Do contact precautions cause depression? A two-year study at a tertiary care medical centre

J Hosp Infect. 2011 Oct;79(2):103-7. doi: 10.1016/j.jhin.2011.03.026. Epub 2011 Jun 12.


Contact precautions, used to reduce the transmission of infectious diseases, include the wearing of gowns and gloves for room entry. Previous small studies have shown an association between contact precautions and increased symptoms of depression and anxiety. A retrospective cohort of all patients admitted to a tertiary care centre over two years was studied to assess the relationship between contact precautions and depression or anxiety. During the two-year period, there were 70,275 admissions including 28,564 unique non-intensive-care-unit (ICU), non-psychiatric admissions. After adjusting for potential confounders, contact precautions were associated with depression [odds ratio (OR) 1.4, 95% confidence interval (CI) 1.2-1.5] but not with anxiety (OR 0.8, 95% CI 0.7-1.1) in the non-ICU population.
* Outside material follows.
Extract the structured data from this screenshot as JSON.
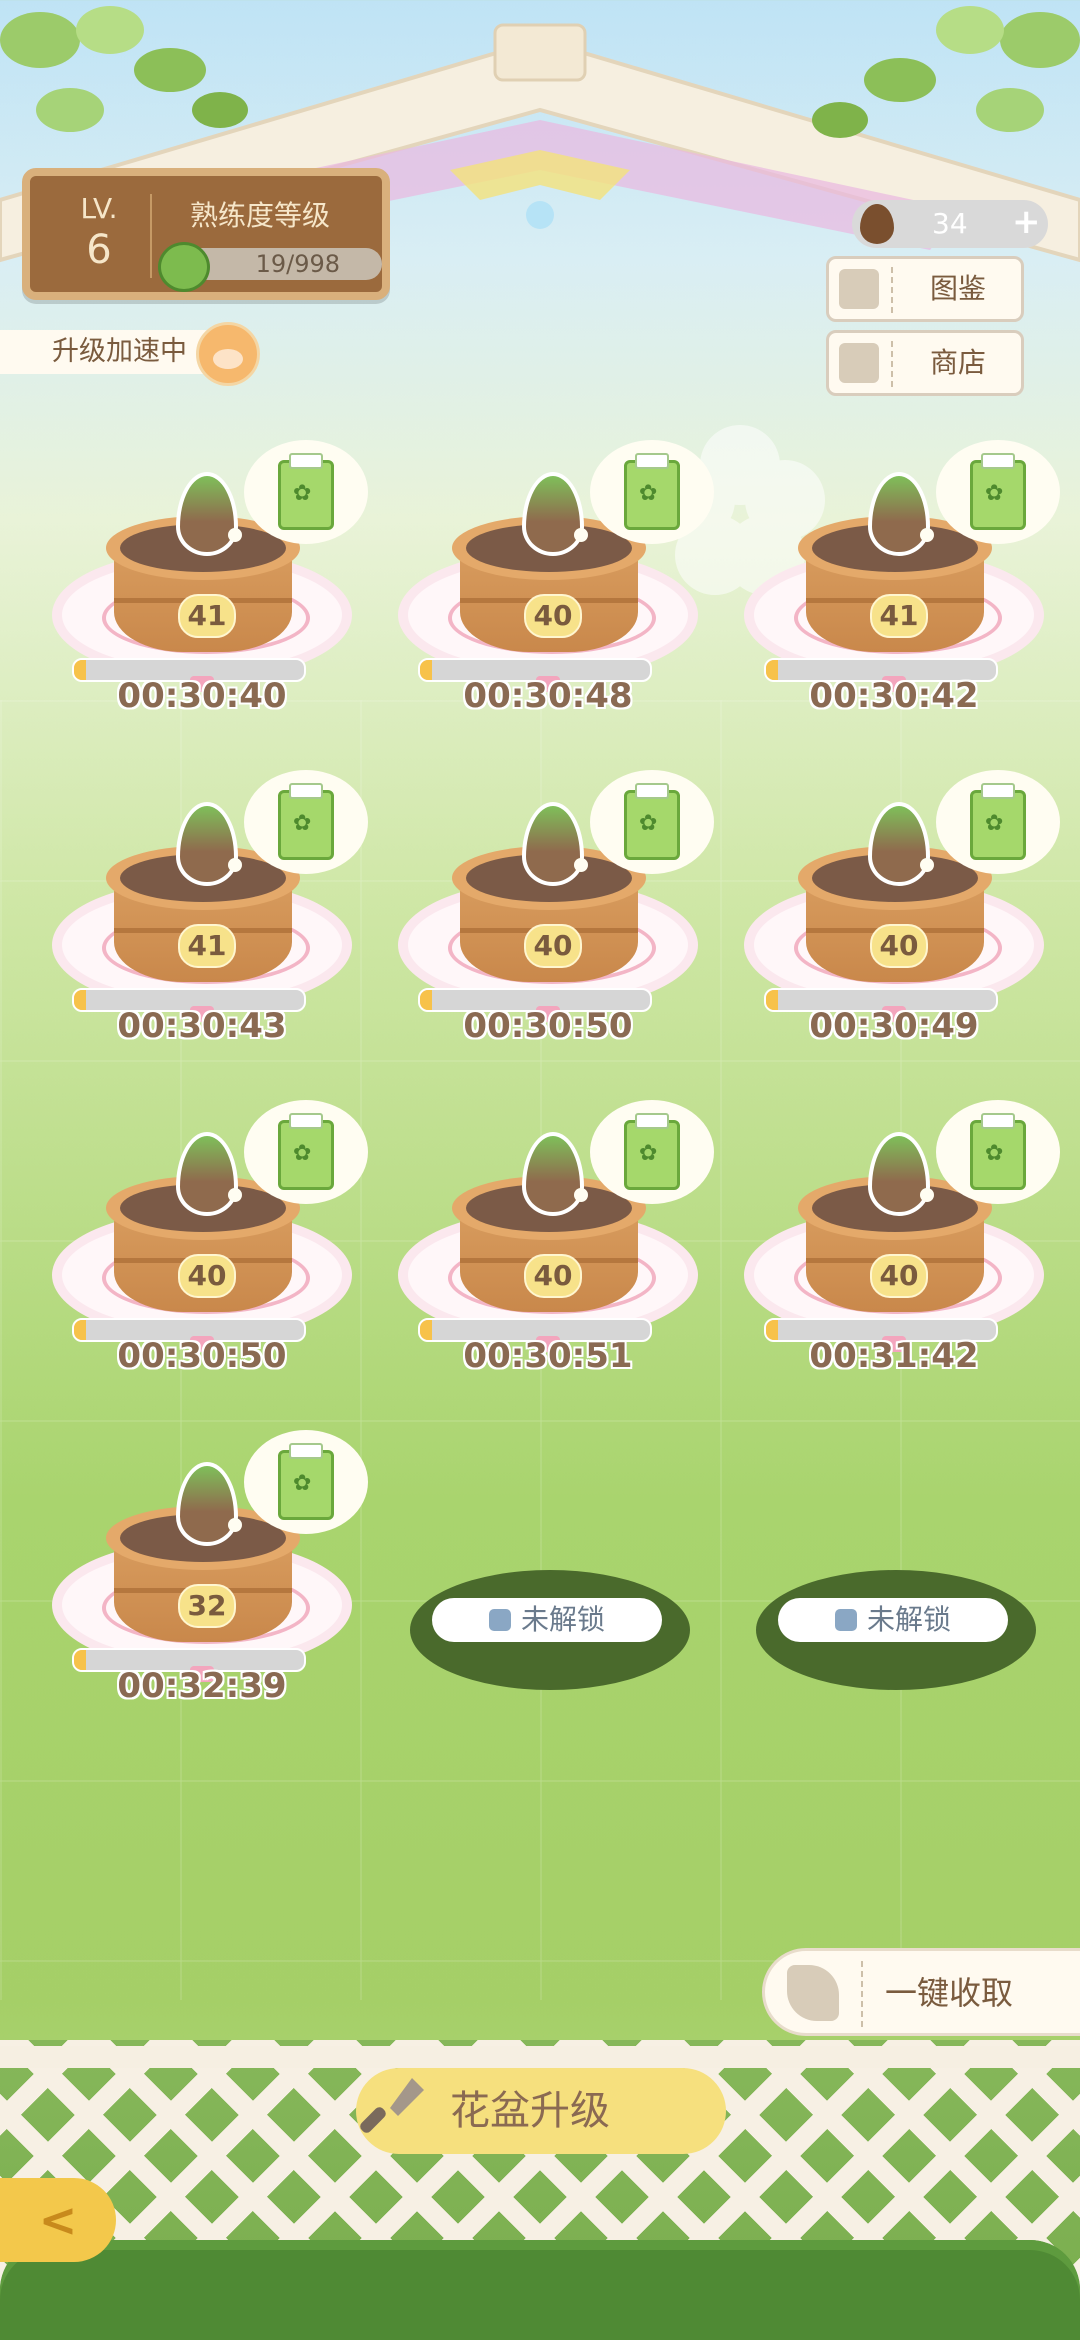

Depression was 40% more prevalent among general inpatients on contact precautions.

Publication types

  • Research Support, N.I.H., Extramural
  • Research Support, Non-U.S. Gov't

MeSH terms
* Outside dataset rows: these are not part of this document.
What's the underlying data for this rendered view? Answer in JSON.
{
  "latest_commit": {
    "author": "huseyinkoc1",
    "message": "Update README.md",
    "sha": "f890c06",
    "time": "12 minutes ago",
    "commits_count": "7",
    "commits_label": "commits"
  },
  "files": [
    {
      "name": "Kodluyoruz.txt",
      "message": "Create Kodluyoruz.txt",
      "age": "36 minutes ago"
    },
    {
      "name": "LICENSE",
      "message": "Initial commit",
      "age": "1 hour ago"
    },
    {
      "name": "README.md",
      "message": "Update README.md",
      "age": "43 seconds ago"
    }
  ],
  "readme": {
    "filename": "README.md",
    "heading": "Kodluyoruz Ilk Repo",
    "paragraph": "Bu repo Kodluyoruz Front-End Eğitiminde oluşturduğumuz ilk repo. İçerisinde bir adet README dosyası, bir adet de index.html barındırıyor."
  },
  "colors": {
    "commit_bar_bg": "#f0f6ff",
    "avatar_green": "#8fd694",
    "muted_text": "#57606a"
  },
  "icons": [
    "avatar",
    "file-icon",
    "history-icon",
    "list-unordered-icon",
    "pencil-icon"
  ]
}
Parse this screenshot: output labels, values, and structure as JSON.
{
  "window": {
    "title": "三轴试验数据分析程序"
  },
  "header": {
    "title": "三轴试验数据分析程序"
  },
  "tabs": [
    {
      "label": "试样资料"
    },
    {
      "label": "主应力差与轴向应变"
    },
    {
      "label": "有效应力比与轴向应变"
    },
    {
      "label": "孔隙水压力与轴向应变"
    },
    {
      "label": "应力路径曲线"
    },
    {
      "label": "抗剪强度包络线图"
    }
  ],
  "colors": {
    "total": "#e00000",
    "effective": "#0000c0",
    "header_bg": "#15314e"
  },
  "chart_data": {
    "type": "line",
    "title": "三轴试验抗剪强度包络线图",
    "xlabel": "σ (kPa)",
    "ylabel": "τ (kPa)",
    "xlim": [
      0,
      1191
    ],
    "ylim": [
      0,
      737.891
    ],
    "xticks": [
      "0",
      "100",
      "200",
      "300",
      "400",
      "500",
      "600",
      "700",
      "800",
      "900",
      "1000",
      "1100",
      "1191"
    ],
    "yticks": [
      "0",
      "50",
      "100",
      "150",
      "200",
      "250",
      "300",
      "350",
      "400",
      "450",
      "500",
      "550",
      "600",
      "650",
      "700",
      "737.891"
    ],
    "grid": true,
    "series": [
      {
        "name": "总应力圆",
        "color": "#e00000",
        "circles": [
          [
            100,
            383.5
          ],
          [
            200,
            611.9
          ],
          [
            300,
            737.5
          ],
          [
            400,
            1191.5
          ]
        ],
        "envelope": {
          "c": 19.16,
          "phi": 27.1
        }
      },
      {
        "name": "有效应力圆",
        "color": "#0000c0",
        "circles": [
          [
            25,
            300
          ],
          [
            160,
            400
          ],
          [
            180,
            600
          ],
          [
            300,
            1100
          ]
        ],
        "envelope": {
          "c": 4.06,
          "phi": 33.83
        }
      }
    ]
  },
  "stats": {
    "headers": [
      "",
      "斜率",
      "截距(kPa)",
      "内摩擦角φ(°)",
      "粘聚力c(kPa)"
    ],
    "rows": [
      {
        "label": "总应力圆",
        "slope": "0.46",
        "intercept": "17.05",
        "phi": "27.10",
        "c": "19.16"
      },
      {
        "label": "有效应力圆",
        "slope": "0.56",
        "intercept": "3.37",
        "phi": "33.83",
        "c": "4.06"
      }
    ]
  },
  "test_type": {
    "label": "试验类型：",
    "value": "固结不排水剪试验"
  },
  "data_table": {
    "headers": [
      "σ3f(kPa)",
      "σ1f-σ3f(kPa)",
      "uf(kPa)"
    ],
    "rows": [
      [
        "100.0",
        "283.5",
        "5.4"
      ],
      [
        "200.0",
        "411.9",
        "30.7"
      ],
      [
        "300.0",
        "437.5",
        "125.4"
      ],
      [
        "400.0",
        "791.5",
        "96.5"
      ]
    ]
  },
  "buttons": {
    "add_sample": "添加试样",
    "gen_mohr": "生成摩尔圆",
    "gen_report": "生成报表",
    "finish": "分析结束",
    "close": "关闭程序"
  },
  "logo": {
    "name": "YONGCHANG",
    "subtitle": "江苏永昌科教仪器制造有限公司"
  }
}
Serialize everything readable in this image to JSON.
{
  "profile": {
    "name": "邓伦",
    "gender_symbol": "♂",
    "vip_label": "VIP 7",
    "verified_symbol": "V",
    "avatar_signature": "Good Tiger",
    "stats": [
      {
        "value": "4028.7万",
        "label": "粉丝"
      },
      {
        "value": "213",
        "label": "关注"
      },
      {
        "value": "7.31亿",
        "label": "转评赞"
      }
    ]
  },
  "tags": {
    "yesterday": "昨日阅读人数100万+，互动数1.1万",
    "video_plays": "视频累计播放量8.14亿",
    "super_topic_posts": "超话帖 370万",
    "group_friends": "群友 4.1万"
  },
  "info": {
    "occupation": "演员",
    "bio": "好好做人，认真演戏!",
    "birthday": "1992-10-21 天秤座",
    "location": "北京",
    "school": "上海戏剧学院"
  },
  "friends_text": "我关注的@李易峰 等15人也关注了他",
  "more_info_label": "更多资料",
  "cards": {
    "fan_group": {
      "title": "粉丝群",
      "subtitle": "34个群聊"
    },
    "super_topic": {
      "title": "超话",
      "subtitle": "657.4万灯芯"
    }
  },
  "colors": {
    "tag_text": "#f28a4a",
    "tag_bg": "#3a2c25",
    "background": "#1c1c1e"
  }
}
  • Adult
  • Aged
  • Anxiety Disorders / diagnosis
  • Anxiety Disorders / epidemiology
  • Anxiety Disorders / etiology
  • Baltimore
  • Cohort Studies
  • Cross Infection / prevention & control
  • Depressive Disorder / diagnosis
  • Depressive Disorder / epidemiology*
  • Depressive Disorder / etiology*
  • Female
  • Gloves, Protective / adverse effects*
  • Hospitals, Teaching / statistics & numerical data*
  • Humans
  • Infection Control / methods*
  • Male
  • Middle Aged
  • Odds Ratio
  • Protective Clothing / adverse effects*